The Duino Mithraeum is located in the town of Duino, near Trieste in northeastern Italy.
The Duino Mithraeum is an ancient Roman temple dedicated to the worship of Mithras, a god hailing from the east who was popular among the Roman military. The temple is located in the town of Duino, near Trieste in northeastern Italy. It is one of the best-preserved Mithraea in the region and is considered to be of great archaeological significance. The temple was built in the 2nd century AD and was used for worship until the 4th century AD, when Christianity became the dominant religion in the Roman Empire. The temple was then abandoned and gradually fell into disrepair.
In the early 20th century, the Duino Mithraeum was rediscovered by chance during construction work in the area. Excavations were carried out, and the temple was carefully restored and preserved. Today, the temple is open to visitors, who can explore the remains of the original structure and learn about the rituals and beliefs associated with the worship of Mithras.

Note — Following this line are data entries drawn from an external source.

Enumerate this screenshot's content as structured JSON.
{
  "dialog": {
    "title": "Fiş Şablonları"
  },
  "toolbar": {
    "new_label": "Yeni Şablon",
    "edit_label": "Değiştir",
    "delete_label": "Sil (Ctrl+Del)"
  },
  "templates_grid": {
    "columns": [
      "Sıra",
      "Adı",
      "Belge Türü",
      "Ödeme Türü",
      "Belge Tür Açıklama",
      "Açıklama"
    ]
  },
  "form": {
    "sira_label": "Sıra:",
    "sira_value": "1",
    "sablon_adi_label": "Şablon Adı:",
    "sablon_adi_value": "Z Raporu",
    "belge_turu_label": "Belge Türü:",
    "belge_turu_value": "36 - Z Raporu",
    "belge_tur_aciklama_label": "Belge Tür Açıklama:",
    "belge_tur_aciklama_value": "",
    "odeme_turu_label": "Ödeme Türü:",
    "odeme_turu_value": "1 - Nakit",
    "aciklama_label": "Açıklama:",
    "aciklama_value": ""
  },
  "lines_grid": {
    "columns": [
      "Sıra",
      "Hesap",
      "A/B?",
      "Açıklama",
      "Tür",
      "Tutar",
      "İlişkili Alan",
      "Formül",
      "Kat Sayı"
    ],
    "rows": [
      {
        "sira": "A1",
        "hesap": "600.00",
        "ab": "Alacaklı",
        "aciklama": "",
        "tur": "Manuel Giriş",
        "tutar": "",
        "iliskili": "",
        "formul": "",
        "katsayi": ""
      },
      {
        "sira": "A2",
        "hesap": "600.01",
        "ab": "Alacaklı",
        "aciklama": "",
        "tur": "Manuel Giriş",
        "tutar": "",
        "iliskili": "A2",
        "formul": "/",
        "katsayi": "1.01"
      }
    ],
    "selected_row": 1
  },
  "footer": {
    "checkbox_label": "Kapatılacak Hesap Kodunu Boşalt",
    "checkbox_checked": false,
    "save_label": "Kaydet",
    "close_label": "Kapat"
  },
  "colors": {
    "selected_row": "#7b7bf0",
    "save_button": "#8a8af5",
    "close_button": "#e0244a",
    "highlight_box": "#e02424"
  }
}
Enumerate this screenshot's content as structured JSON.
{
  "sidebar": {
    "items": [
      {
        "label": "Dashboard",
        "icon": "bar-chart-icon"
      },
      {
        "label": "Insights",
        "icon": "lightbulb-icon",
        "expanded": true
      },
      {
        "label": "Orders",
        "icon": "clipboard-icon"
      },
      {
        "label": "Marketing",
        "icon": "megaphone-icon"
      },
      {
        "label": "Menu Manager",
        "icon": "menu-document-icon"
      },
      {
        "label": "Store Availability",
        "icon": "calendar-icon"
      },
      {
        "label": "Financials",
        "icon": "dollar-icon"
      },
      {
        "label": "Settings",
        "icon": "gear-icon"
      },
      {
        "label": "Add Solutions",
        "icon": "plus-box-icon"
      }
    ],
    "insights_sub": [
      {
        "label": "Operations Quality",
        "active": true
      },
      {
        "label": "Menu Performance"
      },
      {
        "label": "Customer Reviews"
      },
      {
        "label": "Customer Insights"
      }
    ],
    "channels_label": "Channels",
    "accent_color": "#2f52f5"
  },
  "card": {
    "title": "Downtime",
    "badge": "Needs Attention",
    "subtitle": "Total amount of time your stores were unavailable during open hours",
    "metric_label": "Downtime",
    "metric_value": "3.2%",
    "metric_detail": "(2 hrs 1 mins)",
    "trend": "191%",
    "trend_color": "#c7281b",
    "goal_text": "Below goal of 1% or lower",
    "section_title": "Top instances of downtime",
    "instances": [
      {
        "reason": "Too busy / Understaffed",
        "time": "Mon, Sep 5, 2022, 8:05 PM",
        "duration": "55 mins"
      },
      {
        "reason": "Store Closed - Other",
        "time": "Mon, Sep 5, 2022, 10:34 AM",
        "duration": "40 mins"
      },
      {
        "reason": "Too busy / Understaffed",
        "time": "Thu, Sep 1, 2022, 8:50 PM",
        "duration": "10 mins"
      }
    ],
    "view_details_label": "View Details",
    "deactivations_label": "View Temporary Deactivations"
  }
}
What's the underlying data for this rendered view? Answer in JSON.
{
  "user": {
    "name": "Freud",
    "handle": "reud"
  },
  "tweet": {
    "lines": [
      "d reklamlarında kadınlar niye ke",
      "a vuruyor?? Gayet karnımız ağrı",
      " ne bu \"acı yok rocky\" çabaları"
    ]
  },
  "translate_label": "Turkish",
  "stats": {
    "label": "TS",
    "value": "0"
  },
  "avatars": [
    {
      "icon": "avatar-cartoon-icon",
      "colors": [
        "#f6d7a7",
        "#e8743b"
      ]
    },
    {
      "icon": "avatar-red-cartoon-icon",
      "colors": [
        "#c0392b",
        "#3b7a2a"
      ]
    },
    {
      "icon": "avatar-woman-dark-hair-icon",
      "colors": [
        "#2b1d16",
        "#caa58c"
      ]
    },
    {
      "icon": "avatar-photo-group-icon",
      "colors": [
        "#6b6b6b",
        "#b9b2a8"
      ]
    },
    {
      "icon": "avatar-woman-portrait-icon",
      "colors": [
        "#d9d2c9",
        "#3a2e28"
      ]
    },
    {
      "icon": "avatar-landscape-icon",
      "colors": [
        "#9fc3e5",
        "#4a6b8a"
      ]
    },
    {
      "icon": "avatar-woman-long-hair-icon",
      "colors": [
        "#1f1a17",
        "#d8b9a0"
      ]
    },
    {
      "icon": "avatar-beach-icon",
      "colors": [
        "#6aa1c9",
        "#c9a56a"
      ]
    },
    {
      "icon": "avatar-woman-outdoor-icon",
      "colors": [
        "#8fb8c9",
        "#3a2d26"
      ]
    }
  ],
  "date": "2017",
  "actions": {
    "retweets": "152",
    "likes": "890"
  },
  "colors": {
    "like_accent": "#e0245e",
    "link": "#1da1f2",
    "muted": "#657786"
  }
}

The Duino Mithraeum consists of a main hall, or nave, where the worshippers would have gathered for ceremonies, and an adjoining smaller room, or apse, where the altar would have been located. The temple is decorated with frescoes and carvings that depict scenes from Mithraic mythology, such as the slaying of the bull, which was a central part of the Mithraic initiation ritual. Mithraism took elements from different types of pagan beliefs. For a thorough understanding of Mithraism, there are some good resources available, especially the New Mithraeum is recommended.